Metasurfaces are sub-wavelength spaced arrays of nanostructures that enable the design of ultrathin optical components with superior aberration control and ease of optical alignment compared to refractive optics, leading to a major reduction in complexity and footprint and to functions not available in standard optics. Flat optics will lead to the unification of semiconductor manufacturing and lens-making, where the planar technology to manufacture integrated circuits will be used to make CMOS-compatible lenses for high-volume market products like cell phones. Metasurfaces have led to polarization optics that do not rely on birefringent materials and to the realization of ultracompact, single-shot, polarization-sensitive cameras. Metasurfaces also enable new depth-sensing cameras inspired by the eyes of jumping spiders.
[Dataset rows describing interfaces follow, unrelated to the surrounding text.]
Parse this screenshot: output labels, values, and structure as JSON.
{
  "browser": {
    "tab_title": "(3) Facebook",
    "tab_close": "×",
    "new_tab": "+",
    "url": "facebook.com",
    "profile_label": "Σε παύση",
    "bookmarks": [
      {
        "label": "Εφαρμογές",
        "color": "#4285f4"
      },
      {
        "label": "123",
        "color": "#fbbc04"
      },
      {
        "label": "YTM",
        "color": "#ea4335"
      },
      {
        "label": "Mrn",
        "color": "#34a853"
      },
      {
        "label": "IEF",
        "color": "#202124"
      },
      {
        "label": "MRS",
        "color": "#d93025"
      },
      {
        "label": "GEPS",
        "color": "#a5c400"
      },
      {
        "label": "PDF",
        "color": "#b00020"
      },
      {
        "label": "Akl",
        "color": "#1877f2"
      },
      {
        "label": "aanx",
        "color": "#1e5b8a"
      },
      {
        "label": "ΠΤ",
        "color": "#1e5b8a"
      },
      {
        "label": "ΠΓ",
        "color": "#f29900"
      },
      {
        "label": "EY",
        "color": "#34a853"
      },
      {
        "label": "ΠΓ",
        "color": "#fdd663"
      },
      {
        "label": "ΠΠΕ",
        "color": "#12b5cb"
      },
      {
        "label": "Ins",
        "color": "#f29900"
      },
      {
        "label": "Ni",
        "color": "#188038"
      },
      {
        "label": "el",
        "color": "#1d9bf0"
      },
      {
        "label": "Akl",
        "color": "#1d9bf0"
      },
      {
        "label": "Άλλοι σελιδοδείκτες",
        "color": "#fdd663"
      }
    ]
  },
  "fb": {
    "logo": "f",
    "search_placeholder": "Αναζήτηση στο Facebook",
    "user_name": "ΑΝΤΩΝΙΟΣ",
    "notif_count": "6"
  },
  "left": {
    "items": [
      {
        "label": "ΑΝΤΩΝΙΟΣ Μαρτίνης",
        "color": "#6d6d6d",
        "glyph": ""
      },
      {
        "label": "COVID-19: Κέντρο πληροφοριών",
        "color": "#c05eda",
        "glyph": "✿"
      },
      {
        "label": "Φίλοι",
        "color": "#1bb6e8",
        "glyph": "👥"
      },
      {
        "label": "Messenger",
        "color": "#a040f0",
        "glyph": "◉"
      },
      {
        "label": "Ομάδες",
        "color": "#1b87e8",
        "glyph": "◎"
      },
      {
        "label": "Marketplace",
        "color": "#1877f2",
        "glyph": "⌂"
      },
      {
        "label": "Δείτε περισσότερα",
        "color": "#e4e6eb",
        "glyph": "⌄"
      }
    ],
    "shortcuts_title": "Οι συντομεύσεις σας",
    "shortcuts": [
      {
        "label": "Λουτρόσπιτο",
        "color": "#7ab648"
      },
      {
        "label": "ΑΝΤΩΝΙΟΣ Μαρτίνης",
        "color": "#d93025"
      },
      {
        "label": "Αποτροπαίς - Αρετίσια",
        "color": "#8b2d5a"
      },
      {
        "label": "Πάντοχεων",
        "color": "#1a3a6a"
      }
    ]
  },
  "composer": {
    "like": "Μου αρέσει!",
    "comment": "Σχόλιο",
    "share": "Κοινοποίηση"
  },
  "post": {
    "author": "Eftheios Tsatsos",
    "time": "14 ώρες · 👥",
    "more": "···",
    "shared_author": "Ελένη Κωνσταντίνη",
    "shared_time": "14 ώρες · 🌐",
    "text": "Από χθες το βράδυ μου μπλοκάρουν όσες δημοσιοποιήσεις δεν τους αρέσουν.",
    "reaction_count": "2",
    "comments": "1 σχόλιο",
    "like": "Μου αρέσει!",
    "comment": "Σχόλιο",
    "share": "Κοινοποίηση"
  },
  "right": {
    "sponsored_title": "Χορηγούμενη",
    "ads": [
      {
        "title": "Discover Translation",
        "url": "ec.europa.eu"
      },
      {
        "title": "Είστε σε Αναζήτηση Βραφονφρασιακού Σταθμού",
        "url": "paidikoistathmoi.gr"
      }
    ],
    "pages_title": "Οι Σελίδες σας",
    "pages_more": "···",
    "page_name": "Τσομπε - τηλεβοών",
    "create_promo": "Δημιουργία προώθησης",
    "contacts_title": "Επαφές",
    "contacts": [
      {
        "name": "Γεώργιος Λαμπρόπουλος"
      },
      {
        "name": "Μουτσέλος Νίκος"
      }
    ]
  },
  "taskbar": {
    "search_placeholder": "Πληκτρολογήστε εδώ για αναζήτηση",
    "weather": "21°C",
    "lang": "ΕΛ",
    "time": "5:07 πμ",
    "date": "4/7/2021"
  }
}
Metasurfaces can be designed to perform multiple and independent optical functions, depending on the incident polarization, angle, or wavelength. They can also provide unique opportunities to design optical wavefronts at will, both in the transverse plane as well along the propagation direction. Metasurface attributes and applications are presented in this keynote address. The talk also includes a demonstration of 2D-phase and polarization singularities (“structured dark”) and the applications they will allow.
About the presenter
Federico Capasso, Ph.D., is the Robert Wallace Professor of Applied Physics at Harvard University, which he joined in 2003 after 27 years at Bell Labs, where his career advanced from postdoctoral fellow to Vice President for Physical Research. He has made contributions to optics and photonics, nanoscience, materials science, and QED. He pioneered bandgap engineering, leading him to the invention of the quantum cascade laser (QCL). He and his group carried out seminal research on flat optics based on metasurfaces, as well as fundamental studies of the Casimir force. He is a co-author of over 500 publications and holds 70 US patents.
Awards Capasso has received include the Ives Medal/Jarus Quinn Prize and the Robert Wood Prize of Optica,
the Balzan Prize in Applied Photonics, the IEEE Edison Medal, the IEEE David Sarnoff Award, the IEEE Streifer Award, the APS Schawlow Prize in Laser Science, the King Faisal Prize, the AAAS Rumford Prize, the Enrico Fermi Prize, the European Physical Society Quantum Electronics Prize, the Wetherill Medal of the Franklin Institute, the MRS Medal, the Czochralski Award for lifetime achievements in Materials Science, the Rank Prize and the Matteucci Medal.
He is a member of the National Academy of Sciences, the National Academy of Engineering, the Academia Europaea, the Accademia dei Lincei, a fellow of the National Academy of Inventors, and a fellow of the American Academy of Arts and Sciences (AAAS). He holds honorary doctorates from Lund University, Diderot University and the University of Bologna. He is a board member of Metalenz, which he co-founded and is focused on bringing to market metalenses and cameras for high-volume markets. He is also a board member of Pendar Technologies.